*** Opening of Source material ***

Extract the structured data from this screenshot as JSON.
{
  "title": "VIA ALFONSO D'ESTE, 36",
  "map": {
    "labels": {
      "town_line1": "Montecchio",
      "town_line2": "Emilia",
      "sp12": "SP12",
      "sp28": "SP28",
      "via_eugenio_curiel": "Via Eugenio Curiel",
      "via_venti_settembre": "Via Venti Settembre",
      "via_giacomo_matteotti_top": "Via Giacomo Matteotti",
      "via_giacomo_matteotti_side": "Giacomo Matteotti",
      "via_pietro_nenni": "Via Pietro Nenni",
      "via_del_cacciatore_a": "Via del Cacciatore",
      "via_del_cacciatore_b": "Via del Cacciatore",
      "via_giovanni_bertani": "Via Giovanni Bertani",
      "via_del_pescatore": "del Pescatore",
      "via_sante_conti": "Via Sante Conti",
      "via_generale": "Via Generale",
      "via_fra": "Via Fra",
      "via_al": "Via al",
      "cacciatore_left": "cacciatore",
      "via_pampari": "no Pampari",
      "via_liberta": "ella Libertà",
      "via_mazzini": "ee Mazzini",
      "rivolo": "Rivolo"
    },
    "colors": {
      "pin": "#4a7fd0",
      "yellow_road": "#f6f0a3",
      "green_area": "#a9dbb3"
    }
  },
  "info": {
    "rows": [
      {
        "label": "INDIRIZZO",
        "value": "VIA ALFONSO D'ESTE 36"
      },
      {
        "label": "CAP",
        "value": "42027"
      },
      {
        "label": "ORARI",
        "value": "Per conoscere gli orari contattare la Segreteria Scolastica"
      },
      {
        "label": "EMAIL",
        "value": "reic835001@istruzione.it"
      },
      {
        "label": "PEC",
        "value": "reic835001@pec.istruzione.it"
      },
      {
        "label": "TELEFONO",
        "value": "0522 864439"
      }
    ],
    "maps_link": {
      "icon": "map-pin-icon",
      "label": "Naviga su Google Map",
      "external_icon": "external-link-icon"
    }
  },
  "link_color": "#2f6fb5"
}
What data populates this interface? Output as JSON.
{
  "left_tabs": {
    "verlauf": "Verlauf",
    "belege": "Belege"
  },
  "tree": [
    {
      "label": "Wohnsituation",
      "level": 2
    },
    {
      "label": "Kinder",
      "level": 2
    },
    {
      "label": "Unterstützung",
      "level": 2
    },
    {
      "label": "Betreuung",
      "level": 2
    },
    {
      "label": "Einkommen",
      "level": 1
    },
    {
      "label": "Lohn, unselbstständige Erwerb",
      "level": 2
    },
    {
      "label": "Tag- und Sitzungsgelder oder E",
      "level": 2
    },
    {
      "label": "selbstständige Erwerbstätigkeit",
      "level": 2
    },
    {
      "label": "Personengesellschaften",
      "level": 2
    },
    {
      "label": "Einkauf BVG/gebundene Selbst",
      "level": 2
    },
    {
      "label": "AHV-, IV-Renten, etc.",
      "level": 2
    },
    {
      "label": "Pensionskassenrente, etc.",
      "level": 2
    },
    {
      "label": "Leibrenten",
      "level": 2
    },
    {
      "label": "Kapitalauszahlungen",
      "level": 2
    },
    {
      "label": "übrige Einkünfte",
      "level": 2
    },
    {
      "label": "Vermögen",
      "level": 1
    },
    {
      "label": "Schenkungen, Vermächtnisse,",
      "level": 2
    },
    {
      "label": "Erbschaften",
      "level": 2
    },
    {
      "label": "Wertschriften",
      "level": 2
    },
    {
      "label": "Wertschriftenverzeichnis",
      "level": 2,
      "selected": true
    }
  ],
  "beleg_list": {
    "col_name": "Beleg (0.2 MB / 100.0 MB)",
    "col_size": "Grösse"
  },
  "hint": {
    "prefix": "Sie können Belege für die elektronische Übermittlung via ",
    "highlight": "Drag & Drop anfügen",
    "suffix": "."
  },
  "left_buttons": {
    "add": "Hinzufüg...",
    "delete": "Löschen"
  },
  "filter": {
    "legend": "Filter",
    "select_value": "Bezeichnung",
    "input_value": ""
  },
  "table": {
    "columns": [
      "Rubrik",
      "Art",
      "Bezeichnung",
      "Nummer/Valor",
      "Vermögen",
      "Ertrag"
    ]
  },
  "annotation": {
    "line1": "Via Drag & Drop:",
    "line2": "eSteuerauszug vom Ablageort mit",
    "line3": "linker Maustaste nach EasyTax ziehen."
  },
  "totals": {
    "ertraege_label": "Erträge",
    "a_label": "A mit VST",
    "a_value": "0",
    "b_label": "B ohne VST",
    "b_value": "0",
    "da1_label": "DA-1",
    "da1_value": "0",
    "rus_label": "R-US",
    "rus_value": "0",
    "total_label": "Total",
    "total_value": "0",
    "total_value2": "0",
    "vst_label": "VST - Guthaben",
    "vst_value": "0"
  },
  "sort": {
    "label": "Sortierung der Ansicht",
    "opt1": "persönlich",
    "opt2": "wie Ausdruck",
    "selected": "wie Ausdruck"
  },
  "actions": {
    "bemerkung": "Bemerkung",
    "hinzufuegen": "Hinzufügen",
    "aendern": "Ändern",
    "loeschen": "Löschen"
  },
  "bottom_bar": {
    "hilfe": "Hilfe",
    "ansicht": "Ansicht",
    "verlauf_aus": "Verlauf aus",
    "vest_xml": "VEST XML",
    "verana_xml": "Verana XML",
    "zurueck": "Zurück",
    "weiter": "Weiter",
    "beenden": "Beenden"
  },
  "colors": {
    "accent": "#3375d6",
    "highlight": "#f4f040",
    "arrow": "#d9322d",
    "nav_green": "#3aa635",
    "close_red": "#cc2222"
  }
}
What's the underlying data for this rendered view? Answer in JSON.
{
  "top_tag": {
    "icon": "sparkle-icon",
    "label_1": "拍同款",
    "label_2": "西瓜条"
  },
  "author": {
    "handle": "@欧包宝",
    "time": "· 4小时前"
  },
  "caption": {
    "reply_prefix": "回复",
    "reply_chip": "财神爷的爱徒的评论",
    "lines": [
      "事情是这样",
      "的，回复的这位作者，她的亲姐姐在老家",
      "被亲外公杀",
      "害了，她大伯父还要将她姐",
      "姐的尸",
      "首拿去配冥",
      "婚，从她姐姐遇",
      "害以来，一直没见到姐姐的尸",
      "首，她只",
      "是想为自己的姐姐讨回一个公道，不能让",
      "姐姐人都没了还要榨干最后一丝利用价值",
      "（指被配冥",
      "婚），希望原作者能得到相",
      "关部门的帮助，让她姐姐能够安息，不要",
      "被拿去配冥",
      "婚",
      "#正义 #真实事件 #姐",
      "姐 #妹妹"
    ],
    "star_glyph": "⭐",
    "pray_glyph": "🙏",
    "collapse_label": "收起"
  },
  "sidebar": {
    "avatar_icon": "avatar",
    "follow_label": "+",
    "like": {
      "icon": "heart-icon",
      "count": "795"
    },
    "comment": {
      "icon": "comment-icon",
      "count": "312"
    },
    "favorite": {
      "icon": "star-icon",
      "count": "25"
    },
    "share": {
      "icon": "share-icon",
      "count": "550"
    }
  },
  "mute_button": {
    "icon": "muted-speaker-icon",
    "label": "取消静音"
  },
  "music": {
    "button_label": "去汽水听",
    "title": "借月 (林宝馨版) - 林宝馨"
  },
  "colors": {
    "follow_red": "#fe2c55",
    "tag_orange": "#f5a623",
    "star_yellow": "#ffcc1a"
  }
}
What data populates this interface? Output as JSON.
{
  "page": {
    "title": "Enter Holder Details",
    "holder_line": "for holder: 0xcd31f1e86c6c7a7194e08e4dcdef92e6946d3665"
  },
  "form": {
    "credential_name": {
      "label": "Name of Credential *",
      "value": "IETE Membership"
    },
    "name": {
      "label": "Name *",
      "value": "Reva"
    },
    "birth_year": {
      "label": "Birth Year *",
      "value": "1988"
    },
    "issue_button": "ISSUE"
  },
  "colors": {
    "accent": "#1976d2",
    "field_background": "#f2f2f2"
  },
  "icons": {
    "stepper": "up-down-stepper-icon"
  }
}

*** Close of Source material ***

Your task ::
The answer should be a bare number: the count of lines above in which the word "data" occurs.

Task answer ::
4